Task input:

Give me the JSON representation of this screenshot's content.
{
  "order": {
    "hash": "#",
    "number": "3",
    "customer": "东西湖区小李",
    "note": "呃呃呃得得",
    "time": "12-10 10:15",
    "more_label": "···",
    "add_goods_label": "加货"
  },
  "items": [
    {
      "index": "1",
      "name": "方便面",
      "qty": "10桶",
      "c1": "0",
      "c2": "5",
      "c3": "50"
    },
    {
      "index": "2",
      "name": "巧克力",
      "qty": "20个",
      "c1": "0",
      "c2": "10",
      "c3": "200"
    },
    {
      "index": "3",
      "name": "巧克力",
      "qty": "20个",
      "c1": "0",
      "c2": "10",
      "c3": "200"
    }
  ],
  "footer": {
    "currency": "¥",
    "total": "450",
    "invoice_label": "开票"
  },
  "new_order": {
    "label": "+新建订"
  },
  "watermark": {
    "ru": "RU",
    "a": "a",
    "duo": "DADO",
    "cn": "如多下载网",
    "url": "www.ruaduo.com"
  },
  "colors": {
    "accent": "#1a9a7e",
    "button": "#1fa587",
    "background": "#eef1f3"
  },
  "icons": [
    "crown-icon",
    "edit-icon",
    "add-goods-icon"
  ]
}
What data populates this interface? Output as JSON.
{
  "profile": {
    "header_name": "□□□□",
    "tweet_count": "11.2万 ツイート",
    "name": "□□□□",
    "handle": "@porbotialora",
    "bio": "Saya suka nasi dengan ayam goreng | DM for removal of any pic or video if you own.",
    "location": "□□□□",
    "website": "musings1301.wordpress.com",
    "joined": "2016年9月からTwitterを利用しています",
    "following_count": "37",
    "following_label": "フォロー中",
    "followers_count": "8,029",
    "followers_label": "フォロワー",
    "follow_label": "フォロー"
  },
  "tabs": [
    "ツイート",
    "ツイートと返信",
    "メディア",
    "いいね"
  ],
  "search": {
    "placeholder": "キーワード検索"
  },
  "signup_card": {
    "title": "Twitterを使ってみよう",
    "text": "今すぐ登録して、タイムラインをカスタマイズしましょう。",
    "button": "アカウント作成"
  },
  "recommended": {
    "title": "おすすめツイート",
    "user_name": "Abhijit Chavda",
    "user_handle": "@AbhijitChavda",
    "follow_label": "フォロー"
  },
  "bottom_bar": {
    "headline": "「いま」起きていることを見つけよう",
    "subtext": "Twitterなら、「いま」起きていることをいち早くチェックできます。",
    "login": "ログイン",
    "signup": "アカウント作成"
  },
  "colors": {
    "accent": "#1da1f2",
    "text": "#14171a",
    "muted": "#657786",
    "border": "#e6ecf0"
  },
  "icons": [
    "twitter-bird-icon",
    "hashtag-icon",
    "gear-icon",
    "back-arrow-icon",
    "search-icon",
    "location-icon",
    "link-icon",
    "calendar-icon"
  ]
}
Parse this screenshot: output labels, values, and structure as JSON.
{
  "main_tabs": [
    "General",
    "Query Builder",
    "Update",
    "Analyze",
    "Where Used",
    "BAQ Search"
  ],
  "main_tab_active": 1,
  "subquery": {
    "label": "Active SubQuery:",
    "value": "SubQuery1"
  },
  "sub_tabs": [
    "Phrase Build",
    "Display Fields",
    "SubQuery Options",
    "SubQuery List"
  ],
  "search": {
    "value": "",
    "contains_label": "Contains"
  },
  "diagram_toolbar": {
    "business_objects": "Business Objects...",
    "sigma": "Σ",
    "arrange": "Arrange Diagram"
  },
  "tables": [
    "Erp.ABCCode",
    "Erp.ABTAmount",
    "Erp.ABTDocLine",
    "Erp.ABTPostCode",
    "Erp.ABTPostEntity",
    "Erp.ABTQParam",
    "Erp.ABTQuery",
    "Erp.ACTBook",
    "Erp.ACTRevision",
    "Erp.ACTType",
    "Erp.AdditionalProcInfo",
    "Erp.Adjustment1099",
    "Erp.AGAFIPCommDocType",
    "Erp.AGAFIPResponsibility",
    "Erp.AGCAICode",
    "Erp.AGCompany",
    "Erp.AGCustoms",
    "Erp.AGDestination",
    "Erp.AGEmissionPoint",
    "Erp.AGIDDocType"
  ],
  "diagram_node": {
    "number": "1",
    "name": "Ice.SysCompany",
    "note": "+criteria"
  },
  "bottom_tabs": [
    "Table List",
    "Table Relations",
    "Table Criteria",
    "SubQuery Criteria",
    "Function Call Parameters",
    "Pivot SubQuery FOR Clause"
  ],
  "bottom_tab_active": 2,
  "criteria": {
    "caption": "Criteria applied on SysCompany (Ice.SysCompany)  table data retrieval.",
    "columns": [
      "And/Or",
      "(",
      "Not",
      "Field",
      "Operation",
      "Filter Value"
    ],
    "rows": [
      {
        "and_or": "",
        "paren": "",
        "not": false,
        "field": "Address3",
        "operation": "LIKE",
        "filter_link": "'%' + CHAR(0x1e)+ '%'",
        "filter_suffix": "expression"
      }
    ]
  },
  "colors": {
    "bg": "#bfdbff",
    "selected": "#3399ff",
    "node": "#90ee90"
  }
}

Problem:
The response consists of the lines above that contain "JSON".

Written reply:
Give me the JSON representation of this screenshot's content.
What data populates this interface? Output as JSON.
Parse this screenshot: output labels, values, and structure as JSON.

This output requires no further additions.